ii In May of 2010, Dominique Strauss-Kahn, Managing Director of the IMF, called for “a new global currency issued by a global central bank, with robust governance and institutional features,” and said that the “global central bank could also serve as a lender of last resort.” Compare Dominique Strauss-Kahn: “Concluding Remarks at the High-Level Conference on the International Monetary System”, Zurich, 11 May 2010, under:
See also Jeffrey Garten: “We Need a Bank Of the World”, published in Newsweek on October 25, 2008, under:
and Ambrose Evans-Pritchard: “The G20 moves the world a step closer to a global currency”, published in The Telegraph on April 3, 2009, under:
iii Lars Schall: “Some Justified Questions for the German Bundesbank“, published on December 1, 2010 under:
v Compare ibid. As the Bundesbank said in its official statement: “The Deutsche Bundesbank keeps a large part of its gold holdings in its own vaults in Germany, while some of its gold is also stored with the central banks located at major gold trading centres.
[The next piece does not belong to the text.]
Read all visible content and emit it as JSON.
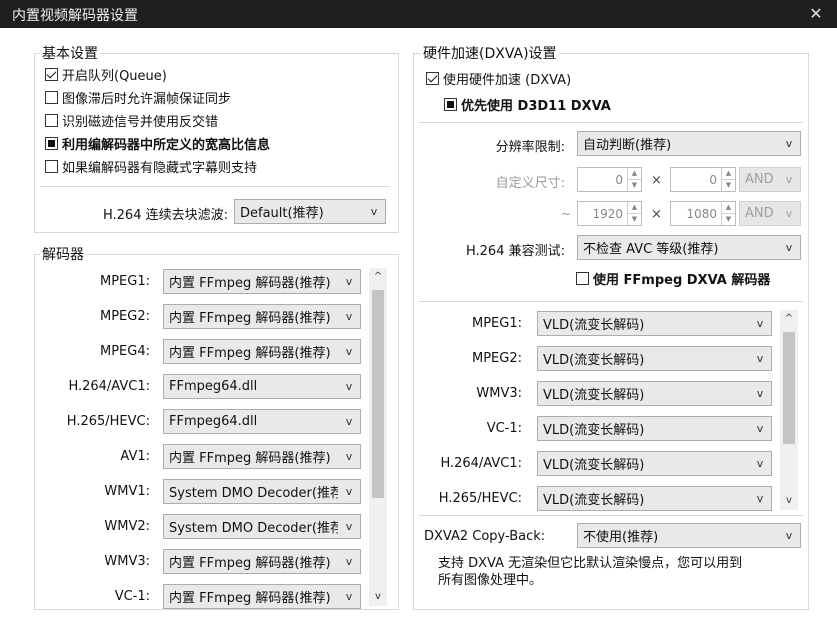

This has historical and market-related reasons, the gold having been transferred to the Bundesbank at these trading centres.“
vi Compare for example Jan Harvey/Veronica Brown: “ANALYSIS-BIS footnote unlocks major development in gold use“, published at Reuters on July 16, 2010 under:
vii Compare “China’s gold imports increase 480%“, published at People’s Daily Online on Dember 3, 2010 under: http://english.peopledaily.com.cn/90001/90778/90859/7220475.html
From the article: “China imported nearly 210 tons of gold between January and October in 2010, an increase of 480 percent over the same period of the previous year, Shen Xiangrong, president of the Shanghai Gold Exchange, said on Dec. 2.“
See also “China Massively Buying Gold“, published at MoneyNews on December 3, 2010 under:
From the article: “The Wall Street Journal reports Friday that gold prices are soaring to record highs as a new powerful factor has emerged as a driver of that rally — China.
According to the Journal, China is now buying huge amounts of gold fearing inflation as the Federal Reserve begins a new set of quantitative easing policies. The paper’s report — ‚China Buys In to Gold’s Allure‘ — cites key data released by China’s state-run Xinhua news agency showing that China imported 209.7 metric tons of gold in the first 10 months of this year. That’s a five hundred percent increase compared to the same period in 2009.“
viii Frank Meyer/Lars Schall: “An idea of epic grandeur for ‚anyone who wants to bankrupt a bank'“, Interview with Max Keiser, published at chaostheorien.de on November 18, 2010 under:
See also Rob Kirby: “Something’s Wrong in the Silver Pit: But It’s Much Bigger than J.P. Morgan“, published at SilverSeek on December 10, 2010 under: